Criminal charges based upon in-game behavior at sporting events are incredibly rare. Conduct which would be considered criminal in everyday life is often resolved with penalties, ejections, bans from playing in upcoming games or even suspension from school. In rare cases where conduct crosses the line, criminal charges can be filed.
At the very least, I would expect Cominsky to be charged with the summary offense of harassment, punishable by up to 90 days in jail and a $300 fine. I suspect that he will also be charged with simple assault, a second degree misdemeanor punishable by up to two years incarceration and a $5,000 fine. Simple assault takes various forms, but the most appropriate subsection of the simple assault statute would be “attempting by physical menace to put another in fear of serious bodily injury.” Clearly, a blow to the exposed head with a hard plastic football helmet could cause a serious head injury, and any normal person, including a massive lineman, would be fearful in such a situation. Cominsky could even be charged with aggravated assault, a first degree felony punishable by up to 20 years in state prison and $25,000 fine. Like simple assault, aggravated assault takes various forms. The most applicable subsection of the aggravated assault statute would be “attempting to cause serious bodily injury.”
Mr. Cominsky’s age will play a major role in determining how his case will ultimately be resolved. If he is 18, he will be charged as a an adult, even though he is still in high school. If he is under 18, his case is likely to remain in juvenile court, unless he was previously adjudicated delinquent, and it appears that he is not amenable to treatment in the juvenile system. Obviously, both the direct and collateral consequences are much more lenient in the juvenile system than in the adult system.

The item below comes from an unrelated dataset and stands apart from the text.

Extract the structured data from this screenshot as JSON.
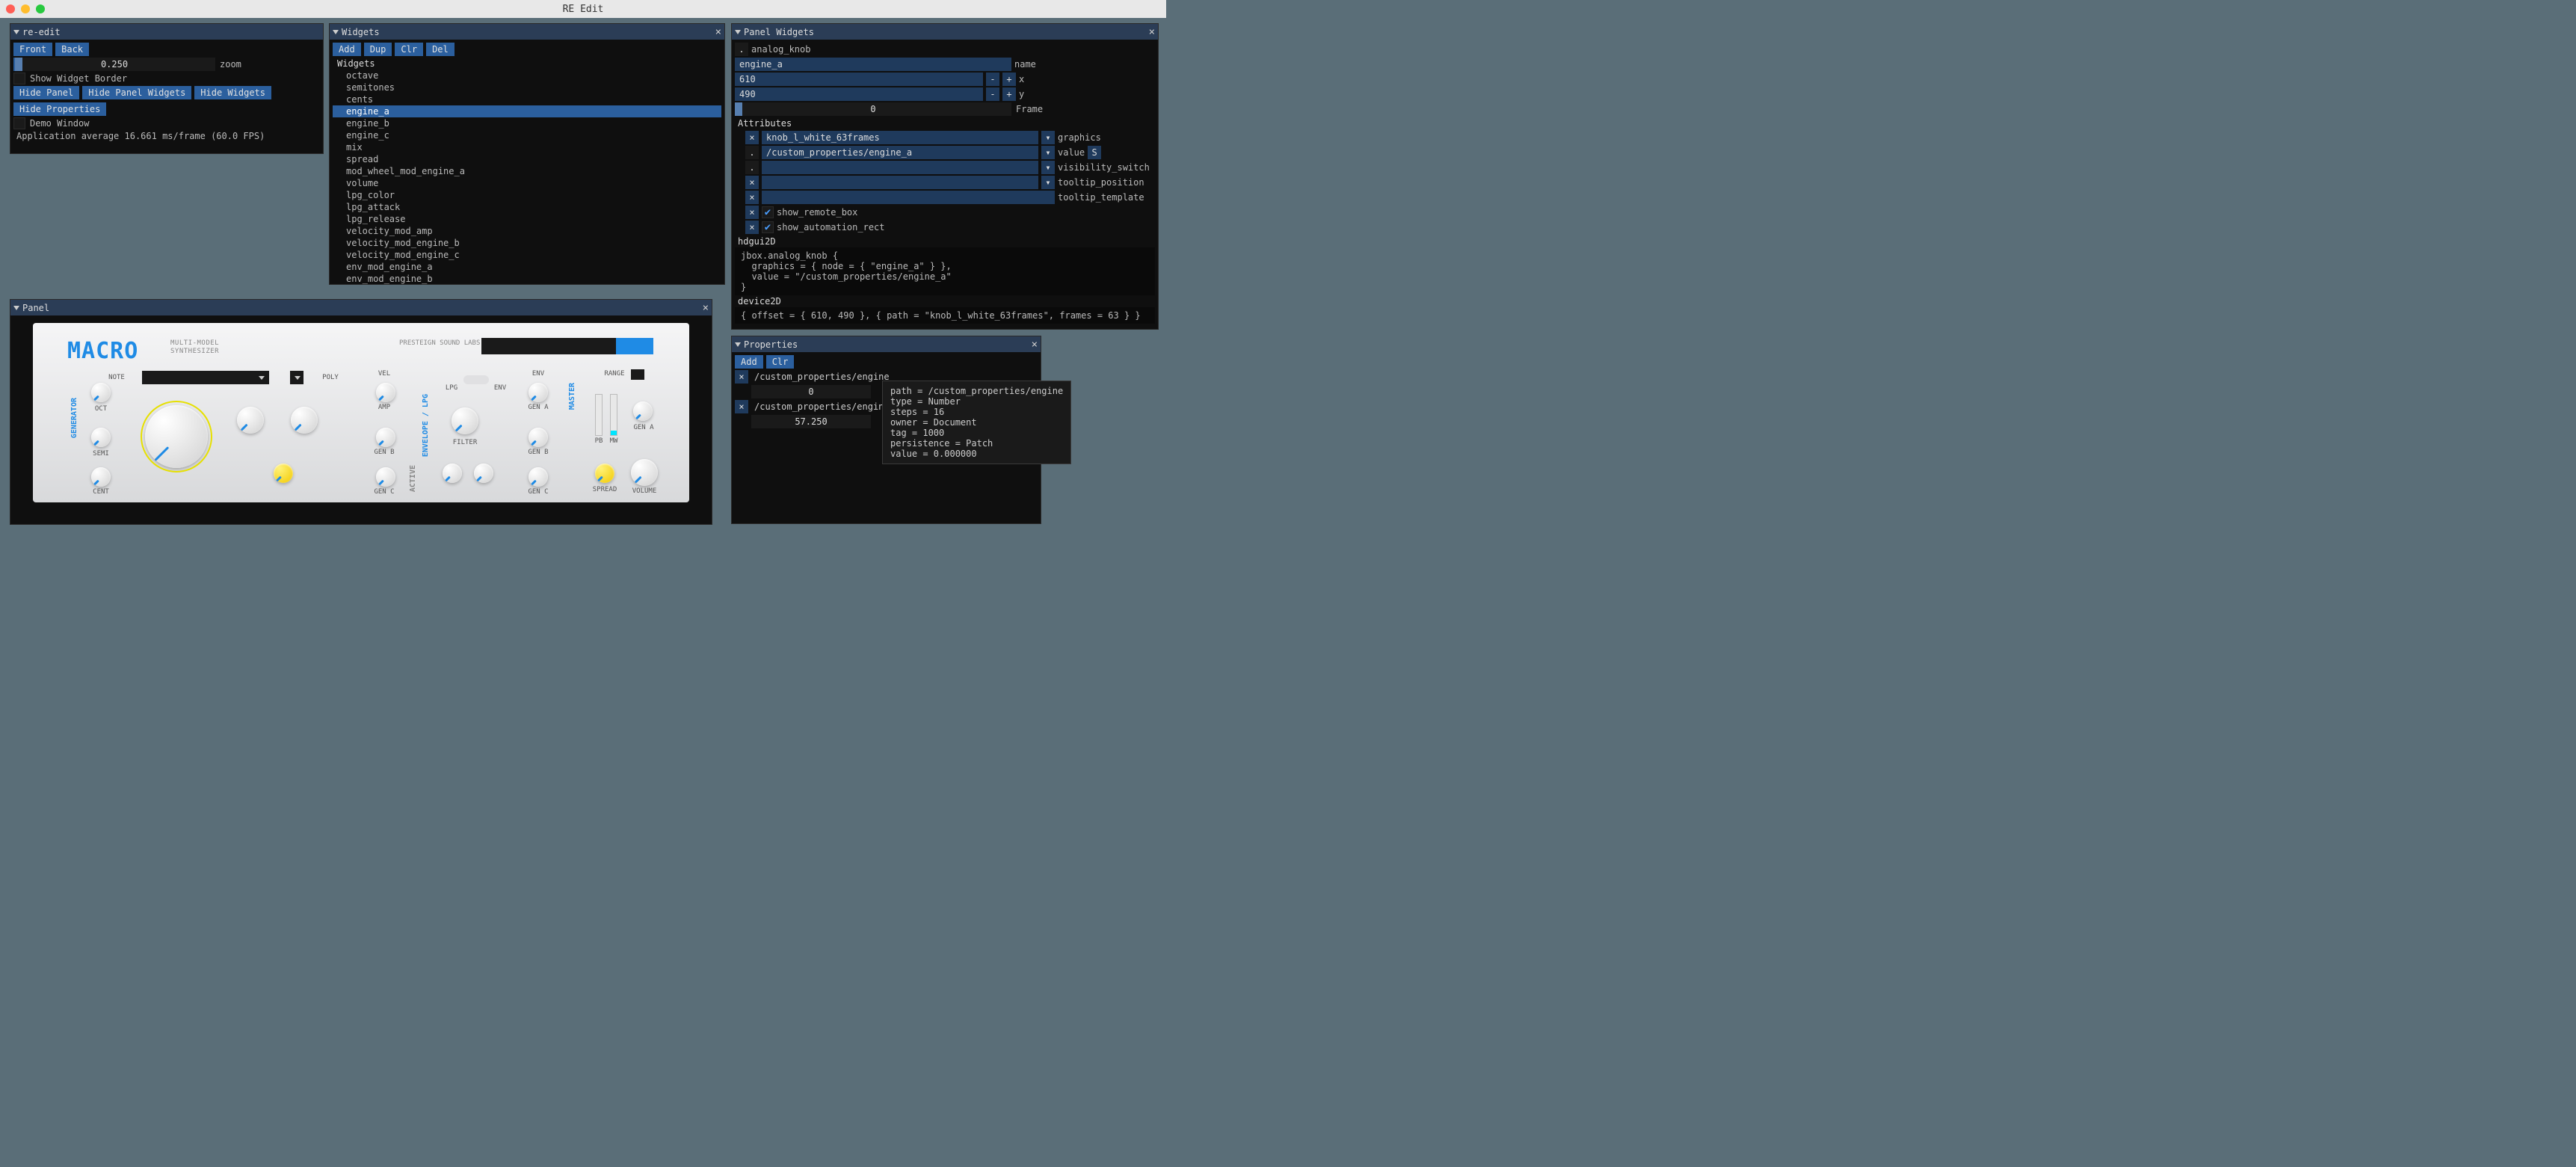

If a finder of fact concludes that Cominsky was trying to hit the victim’s head with the helmet but missed, then he would be guilty of aggravated assault. If the finder of fact concludes that he was merely trying to scare the victim, then he would be guilty of simple assault. If the charges are handled in juvenile court, Cominsky will be “adjudicated delinquent,” rather than being “found guilty,” which is a term reserved for adult criminal court.
If Cominsky is adjudicated delinquent for aggravated assault, this conviction will create an adult prior record score until he is 28 years old, meaning that if he is convicted of another crime as an adult, he will face a harsher sentence than he would if he had no prior record. An adjudication of delinquency for simple assault, on the other hand, would not give him an adult prior record score. It is hard to say how the case will ultimately turn out, but I just hope for Cominsky’s sake that his parents have enough money to hire a skilled and experienced criminal defense attorney.
Matt McClenahen is a criminal defense lawyer in State College, Pennsylvania, home of Penn State University. He primarily handles adult criminal cases, but will take a juvenile case form time to time. http://www.mattmlaw.com/Criminal-Defense-Overview/Assault-Defense.shtml